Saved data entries
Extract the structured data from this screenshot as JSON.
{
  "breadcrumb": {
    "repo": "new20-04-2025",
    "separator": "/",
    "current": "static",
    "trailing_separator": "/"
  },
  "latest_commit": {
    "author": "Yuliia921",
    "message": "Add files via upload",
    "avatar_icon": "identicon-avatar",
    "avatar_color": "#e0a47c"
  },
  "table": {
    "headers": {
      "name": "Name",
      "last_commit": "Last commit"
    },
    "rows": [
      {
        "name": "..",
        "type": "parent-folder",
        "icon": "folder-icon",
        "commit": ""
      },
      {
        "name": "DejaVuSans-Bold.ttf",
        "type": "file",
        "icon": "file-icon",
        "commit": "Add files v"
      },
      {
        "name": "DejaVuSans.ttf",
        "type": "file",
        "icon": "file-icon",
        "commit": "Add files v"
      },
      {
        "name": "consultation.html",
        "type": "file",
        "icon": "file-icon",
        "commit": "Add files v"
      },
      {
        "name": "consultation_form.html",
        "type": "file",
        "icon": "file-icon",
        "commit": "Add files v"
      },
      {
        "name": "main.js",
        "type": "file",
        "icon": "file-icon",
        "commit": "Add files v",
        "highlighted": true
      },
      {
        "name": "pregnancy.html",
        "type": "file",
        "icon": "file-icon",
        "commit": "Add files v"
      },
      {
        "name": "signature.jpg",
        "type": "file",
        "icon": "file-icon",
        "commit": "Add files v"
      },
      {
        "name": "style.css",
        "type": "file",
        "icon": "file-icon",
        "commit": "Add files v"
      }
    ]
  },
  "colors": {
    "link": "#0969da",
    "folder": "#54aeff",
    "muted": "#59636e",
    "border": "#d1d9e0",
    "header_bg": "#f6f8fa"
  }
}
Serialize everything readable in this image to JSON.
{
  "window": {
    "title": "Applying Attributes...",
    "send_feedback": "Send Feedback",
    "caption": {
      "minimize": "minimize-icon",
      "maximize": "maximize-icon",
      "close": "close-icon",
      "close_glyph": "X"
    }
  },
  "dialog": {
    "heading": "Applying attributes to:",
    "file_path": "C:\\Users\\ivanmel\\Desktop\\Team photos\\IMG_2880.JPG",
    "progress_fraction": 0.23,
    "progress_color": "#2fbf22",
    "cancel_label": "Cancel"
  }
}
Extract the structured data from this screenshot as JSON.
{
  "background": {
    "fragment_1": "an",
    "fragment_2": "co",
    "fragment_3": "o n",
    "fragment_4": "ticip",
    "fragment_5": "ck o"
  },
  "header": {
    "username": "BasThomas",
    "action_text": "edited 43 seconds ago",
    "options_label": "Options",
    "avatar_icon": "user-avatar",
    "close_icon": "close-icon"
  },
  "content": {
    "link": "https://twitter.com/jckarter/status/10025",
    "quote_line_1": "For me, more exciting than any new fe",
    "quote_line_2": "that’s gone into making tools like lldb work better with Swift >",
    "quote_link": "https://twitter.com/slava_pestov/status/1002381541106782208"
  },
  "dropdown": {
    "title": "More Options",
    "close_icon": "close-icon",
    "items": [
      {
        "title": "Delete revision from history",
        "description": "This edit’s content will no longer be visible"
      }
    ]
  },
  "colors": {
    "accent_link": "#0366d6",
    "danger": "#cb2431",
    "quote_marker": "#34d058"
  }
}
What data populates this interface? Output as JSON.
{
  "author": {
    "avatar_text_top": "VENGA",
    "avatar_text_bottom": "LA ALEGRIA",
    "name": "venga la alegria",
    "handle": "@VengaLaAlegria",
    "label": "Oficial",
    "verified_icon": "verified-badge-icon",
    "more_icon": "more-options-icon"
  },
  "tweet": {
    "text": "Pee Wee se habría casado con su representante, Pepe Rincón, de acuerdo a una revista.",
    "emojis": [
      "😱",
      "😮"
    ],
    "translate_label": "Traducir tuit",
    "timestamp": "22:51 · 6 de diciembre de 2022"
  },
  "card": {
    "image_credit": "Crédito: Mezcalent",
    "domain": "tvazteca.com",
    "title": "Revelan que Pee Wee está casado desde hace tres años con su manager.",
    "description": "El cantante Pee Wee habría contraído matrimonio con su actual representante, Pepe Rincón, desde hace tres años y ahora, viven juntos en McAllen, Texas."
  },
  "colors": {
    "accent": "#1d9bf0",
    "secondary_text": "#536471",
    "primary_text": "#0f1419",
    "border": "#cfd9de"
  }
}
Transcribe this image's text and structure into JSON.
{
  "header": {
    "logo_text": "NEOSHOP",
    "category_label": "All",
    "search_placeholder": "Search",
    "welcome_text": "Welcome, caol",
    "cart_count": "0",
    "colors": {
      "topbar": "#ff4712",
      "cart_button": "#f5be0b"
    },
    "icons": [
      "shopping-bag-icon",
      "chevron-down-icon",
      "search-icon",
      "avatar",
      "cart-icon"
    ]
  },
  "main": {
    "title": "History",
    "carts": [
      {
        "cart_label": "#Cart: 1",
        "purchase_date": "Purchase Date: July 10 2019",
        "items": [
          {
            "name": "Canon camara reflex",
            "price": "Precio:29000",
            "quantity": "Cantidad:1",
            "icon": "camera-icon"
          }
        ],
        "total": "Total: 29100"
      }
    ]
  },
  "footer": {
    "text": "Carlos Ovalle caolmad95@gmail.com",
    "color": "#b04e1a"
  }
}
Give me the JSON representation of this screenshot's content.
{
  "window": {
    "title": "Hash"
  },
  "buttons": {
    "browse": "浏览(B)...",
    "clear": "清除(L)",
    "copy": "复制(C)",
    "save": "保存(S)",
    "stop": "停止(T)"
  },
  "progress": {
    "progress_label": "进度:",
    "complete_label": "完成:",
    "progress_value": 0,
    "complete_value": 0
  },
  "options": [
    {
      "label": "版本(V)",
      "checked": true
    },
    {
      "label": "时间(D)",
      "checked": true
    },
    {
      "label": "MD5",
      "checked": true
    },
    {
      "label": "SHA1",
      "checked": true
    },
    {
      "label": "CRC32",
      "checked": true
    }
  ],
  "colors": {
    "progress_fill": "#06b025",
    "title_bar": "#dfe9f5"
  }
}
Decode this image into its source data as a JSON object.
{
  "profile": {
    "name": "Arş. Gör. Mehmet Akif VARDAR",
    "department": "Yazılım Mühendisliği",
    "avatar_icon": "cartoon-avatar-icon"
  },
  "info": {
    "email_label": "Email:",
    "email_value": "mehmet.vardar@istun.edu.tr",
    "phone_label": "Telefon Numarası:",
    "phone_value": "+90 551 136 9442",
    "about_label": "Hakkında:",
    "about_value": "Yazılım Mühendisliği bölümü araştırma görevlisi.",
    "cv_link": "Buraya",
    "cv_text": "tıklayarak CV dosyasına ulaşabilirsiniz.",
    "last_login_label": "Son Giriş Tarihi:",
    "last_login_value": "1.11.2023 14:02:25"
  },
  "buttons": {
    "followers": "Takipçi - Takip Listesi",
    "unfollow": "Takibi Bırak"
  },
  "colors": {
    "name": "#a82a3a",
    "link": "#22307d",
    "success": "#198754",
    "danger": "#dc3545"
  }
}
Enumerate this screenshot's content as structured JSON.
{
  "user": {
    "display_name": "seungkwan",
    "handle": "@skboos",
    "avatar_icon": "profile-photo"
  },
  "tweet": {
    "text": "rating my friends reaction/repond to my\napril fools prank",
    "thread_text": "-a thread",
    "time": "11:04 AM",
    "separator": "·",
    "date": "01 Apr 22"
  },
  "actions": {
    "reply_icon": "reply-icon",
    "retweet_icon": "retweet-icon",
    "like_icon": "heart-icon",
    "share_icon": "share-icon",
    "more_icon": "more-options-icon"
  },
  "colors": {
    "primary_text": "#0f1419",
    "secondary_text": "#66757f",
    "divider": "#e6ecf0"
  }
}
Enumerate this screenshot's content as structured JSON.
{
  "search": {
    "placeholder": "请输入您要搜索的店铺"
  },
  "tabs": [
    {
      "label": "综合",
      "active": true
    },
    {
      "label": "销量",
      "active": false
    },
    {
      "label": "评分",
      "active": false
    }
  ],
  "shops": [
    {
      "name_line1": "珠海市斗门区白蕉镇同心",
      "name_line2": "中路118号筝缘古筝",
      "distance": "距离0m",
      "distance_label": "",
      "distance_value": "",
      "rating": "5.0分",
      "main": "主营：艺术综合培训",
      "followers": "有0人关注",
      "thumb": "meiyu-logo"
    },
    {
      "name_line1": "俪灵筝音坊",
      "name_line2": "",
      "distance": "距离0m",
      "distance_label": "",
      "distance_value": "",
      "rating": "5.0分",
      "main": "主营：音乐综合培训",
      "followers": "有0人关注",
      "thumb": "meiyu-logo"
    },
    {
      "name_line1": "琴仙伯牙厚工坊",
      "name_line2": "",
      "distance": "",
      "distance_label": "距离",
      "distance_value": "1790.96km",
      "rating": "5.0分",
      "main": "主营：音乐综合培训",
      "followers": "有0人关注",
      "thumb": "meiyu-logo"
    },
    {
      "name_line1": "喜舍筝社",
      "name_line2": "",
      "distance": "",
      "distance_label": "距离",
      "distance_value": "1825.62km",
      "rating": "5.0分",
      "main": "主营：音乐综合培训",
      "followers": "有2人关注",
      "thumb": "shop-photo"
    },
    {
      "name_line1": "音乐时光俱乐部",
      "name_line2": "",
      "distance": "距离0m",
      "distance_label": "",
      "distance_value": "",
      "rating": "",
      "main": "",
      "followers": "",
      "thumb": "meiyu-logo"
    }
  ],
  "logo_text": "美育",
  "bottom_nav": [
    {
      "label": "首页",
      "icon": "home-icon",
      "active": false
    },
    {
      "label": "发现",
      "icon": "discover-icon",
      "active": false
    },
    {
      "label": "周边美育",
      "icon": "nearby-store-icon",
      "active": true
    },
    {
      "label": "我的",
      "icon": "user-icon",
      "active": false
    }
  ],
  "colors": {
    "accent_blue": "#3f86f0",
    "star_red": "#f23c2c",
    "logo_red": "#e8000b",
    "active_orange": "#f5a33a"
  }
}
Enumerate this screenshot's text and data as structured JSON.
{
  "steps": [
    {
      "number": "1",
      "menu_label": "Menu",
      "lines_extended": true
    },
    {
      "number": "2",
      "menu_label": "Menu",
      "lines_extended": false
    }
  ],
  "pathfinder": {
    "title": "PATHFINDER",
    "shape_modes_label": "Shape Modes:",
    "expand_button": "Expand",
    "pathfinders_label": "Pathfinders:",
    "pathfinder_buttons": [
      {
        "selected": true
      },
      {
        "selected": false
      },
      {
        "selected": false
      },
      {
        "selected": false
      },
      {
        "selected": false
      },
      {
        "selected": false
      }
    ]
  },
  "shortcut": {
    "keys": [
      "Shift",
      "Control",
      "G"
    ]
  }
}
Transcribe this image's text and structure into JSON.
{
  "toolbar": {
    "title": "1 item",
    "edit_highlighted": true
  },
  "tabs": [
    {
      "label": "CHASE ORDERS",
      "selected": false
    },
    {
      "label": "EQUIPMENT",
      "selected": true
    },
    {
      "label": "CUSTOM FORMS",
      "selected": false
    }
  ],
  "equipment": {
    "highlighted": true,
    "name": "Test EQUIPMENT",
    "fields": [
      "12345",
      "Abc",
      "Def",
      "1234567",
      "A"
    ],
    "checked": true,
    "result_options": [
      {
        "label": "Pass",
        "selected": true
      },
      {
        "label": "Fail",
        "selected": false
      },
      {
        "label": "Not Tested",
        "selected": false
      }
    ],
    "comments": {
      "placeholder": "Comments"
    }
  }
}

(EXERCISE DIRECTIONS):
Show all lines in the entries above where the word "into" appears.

(EXERCISE SOLUTION):
    "quote_line_2": "that’s gone into making tools like lldb work better with Swift >",
Transcribe this image's text and structure into JSON.
Decode this image into its source data as a JSON object.
Transcribe this image's text and structure into JSON.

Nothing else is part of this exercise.